Extracted records ▸
»»
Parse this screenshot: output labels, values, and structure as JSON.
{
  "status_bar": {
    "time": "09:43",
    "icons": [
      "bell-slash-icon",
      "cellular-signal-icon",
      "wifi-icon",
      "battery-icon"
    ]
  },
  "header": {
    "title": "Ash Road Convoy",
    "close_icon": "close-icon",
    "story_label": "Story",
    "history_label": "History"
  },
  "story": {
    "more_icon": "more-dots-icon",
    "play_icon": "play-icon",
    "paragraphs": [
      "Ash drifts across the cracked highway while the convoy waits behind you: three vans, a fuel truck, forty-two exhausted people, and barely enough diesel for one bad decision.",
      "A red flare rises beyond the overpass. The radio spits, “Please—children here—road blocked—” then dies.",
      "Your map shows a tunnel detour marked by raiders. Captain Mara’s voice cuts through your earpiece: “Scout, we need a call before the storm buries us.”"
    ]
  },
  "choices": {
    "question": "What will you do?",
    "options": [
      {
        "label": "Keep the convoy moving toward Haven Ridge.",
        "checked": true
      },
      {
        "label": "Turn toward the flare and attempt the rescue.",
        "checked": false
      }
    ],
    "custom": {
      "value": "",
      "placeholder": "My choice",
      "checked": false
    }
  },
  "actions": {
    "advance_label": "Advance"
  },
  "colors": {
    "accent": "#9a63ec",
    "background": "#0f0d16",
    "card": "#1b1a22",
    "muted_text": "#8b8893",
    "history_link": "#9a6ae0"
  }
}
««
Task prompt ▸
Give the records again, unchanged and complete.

Output of the exercise ▸
Parse this screenshot: output labels, values, and structure as JSON.
{
  "status_bar": {
    "time": "09:43",
    "icons": [
      "bell-slash-icon",
      "cellular-signal-icon",
      "wifi-icon",
      "battery-icon"
    ]
  },
  "header": {
    "title": "Ash Road Convoy",
    "close_icon": "close-icon",
    "story_label": "Story",
    "history_label": "History"
  },
  "story": {
    "more_icon": "more-dots-icon",
    "play_icon": "play-icon",
    "paragraphs": [
      "Ash drifts across the cracked highway while the convoy waits behind you: three vans, a fuel truck, forty-two exhausted people, and barely enough diesel for one bad decision.",
      "A red flare rises beyond the overpass. The radio spits, “Please—children here—road blocked—” then dies.",
      "Your map shows a tunnel detour marked by raiders. Captain Mara’s voice cuts through your earpiece: “Scout, we need a call before the storm buries us.”"
    ]
  },
  "choices": {
    "question": "What will you do?",
    "options": [
      {
        "label": "Keep the convoy moving toward Haven Ridge.",
        "checked": true
      },
      {
        "label": "Turn toward the flare and attempt the rescue.",
        "checked": false
      }
    ],
    "custom": {
      "value": "",
      "placeholder": "My choice",
      "checked": false
    }
  },
  "actions": {
    "advance_label": "Advance"
  },
  "colors": {
    "accent": "#9a63ec",
    "background": "#0f0d16",
    "card": "#1b1a22",
    "muted_text": "#8b8893",
    "history_link": "#9a6ae0"
  }
}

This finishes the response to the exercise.